Angela Ente of Lompoc has suffered from Type 1 diabetes since she was 5 years old.
“I remember coming home from kindergarten and just sleeping and being thirsty all the time,” she said.
When she felt bad enough to be taken to the hospital, her glucose levels were 10 times normal levels. Since then, her life has been calculated in her eating and exercise habits.
“I remember my siblings eating sugary cereals and I got eggs. Who wants eggs as a kid, when they could have Lucky Charms or something?” Ente said.
In Type 1 diabetes, the body does not produce insulin, a hormone needed to convert sugar, starches and other food into energy for daily life.
There are 23.6 million people in the United States, or 7.8 percent of the population, who have diabetes, according to the American Diabetes Association.
Ente and Sharon Sorensen of Solvang were two of 15 participants in a recent study by Sansum Diabetes Research Institute and UC Santa Barbara researchers to help develop an artificial pancreas system, known as an APS.
Sorensen can’t even estimate a number of how many times she’s pricked her finger and other body parts to inject the insulin she needs. When perfected, the artificial pancreas system would continuously monitor her blood glucose levels and inject the right amount of insulin, without her having to prick her finger.
“Being diabetic, you are your own pancreas. It’s frustrating and I get sick of it. I would love to not even think about it sometimes. That’s why the research is so important, such as this artificial pancreas, which could make life better and easier for those of us with this disease,” Sorensen said.
An artificial pancreas measures blood sugar through a monitor that continuously reads a person’s glucose levels through a hair-thin tube inserted just below the skin, typically on the stomach, according to the Juvenile Diabetes Research Foundation. The monitor beams those readings to an insulin pump worn by the patient.
In an advanced system, the pump would house a sophisticated computer program that would automatically calculate the necessary amount of insulin, based on the monitor’s glucose readings, and deliver the right amount of insulin.
The JDRF considers development of an artificial pancreas system “a “bridge to a cure,” an essential step toward finding a cure for Type 1 diabetes.
Sorensen, 70, was diagnosed with Type 1 diabetes at 26 years old, a year after her second child was born.

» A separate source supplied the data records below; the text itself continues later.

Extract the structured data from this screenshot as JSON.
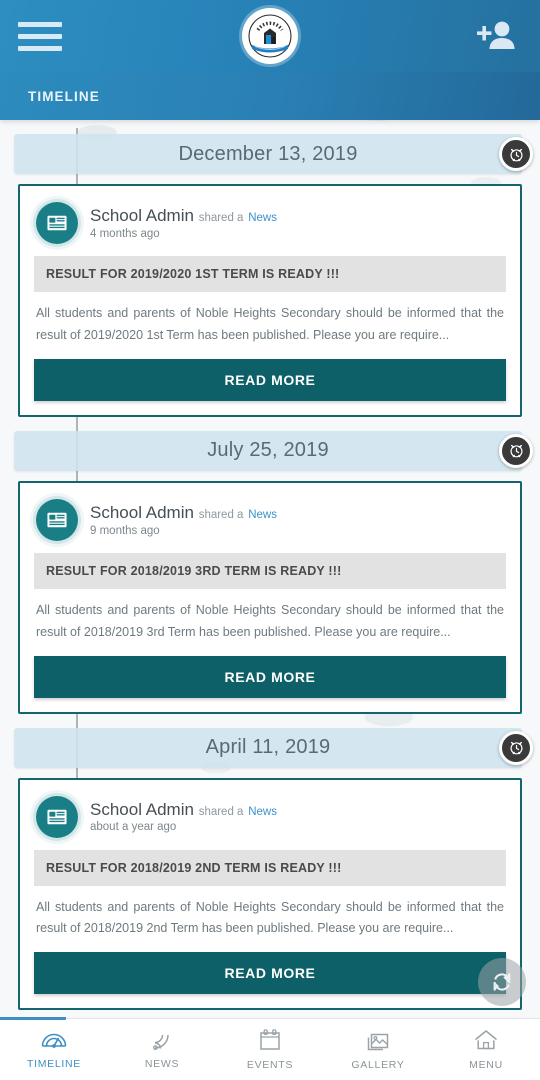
{
  "header": {
    "menu_icon": "hamburger-menu-icon",
    "logo_alt": "school-crest-logo",
    "add_user_icon": "person-add-icon",
    "tab_label": "TIMELINE"
  },
  "colors": {
    "header_blue": "#2782b8",
    "accent_teal": "#0d6068",
    "card_border": "#14666e",
    "date_banner_bg": "#cfe2ee",
    "link_blue": "#3b93cc",
    "active_nav": "#3f8fc4"
  },
  "timeline": {
    "groups": [
      {
        "date": "December 13, 2019",
        "alarm_icon": "alarm-clock-icon",
        "post": {
          "avatar_icon": "news-icon",
          "author": "School Admin",
          "shared_text": "shared a",
          "post_type": "News",
          "time_ago": "4 months ago",
          "title": "RESULT FOR 2019/2020 1ST TERM IS READY !!!",
          "body": "All students and parents of Noble Heights Secondary should be informed that the result of 2019/2020 1st Term has been published. Please you are require...",
          "read_more_label": "READ MORE"
        }
      },
      {
        "date": "July 25, 2019",
        "alarm_icon": "alarm-clock-icon",
        "post": {
          "avatar_icon": "news-icon",
          "author": "School Admin",
          "shared_text": "shared a",
          "post_type": "News",
          "time_ago": "9 months ago",
          "title": "RESULT FOR 2018/2019 3RD TERM IS READY !!!",
          "body": "All students and parents of Noble Heights Secondary should be informed that the result of 2018/2019 3rd Term has been published. Please you are require...",
          "read_more_label": "READ MORE"
        }
      },
      {
        "date": "April 11, 2019",
        "alarm_icon": "alarm-clock-icon",
        "post": {
          "avatar_icon": "news-icon",
          "author": "School Admin",
          "shared_text": "shared a",
          "post_type": "News",
          "time_ago": "about a year ago",
          "title": "RESULT FOR 2018/2019 2ND TERM IS READY !!!",
          "body": "All students and parents of Noble Heights Secondary should be informed that the result of 2018/2019 2nd Term has been published. Please you are require...",
          "read_more_label": "READ MORE"
        }
      }
    ]
  },
  "refresh": {
    "icon": "refresh-icon"
  },
  "bottom_nav": {
    "items": [
      {
        "label": "TIMELINE",
        "icon": "speedometer-icon",
        "active": true
      },
      {
        "label": "NEWS",
        "icon": "rss-feed-icon",
        "active": false
      },
      {
        "label": "EVENTS",
        "icon": "calendar-icon",
        "active": false
      },
      {
        "label": "GALLERY",
        "icon": "photo-stack-icon",
        "active": false
      },
      {
        "label": "MENU",
        "icon": "home-icon",
        "active": false
      }
    ]
  }
}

“I was constantly thirsty and had to use the bathroom all the time. When I started having trouble seeing, I went to the eye doctor thinking I needed glasses, and he said I needed to go to my regular doctor right away,” Sorensen recalled.
She was immediately put into the hospital after her blood-glucose levels skyrocketed to 700 milligrams per deciliter (mg/dl); normal levels are anywhere from 70 to 130 mg/dl.
Every time she wakes up, eats, exercises or goes to bed, in addition to other routine times during the day, Sorensen has to monitor her blood-glucose levels to make sure they’re near normal.
During the study she skipped breakfast intentionally, knowing her glucose levels would rise, so the researchers could see whether the artificial pancreas would sense the increase and accurately inject her insulin.
She also ate lunch without having to test herself, as the APS automatically knew the injection she needed.
Ente and Sorensen were monitored for eight hours a day by doctors and scientists in case the APS failed.
“The APS is wonderful and worked really well. The glucose monitoring sensor is much more accurate than I had anticipated. I just hope that the devices get smaller, because they can be difficult,” Ente said.
Unlike Sorensen, Ente injects herself with insulin because she feels the pump, which can hold a few days worth of insulin, is too bulky and restricts her lifestyle.
“I know it might be superficial, but if I want to wear something tighter or a dress, where do I put the pump?”
The pump needs to become much smaller to be practical, she said, “especially for children, where fitting in is so important and being able to have a normal life without carrying a huge pump everywhere.”
Chemical engineering professor Frank Doyle, who led the team of UCSB researchers, came up with the idea for an artificial pancreas more than a decade ago.
The APS is the first closed-loop system, which doesn’t require any user input other than initial set-up, to transfer data. The APS is also compatible with three kinds of insulin pumps and two glucose monitoring systems, according to Dr. Wendy Bevier, a clinical research associate at Sansum and also a neighbor of Sorensen’s.
“The goal is to wear the APS so a diabetic doesn’t have to inject themselves, and it also takes a lot of guesswork out of it. There is a lot of over or under estimating, especially in children,” Bevier said.
Bevier said the APS might not be available to the public for some years as the research continues. The next study will involve diabetics riding stationary bicycles to see how the APS responds when a patient exercises.
For more information on the Sansum Diabetes Research Institute, log onto www.sansum.org. To read more about Doyle’s research on glucose monitoring, log onto www.thedoylegroup.org.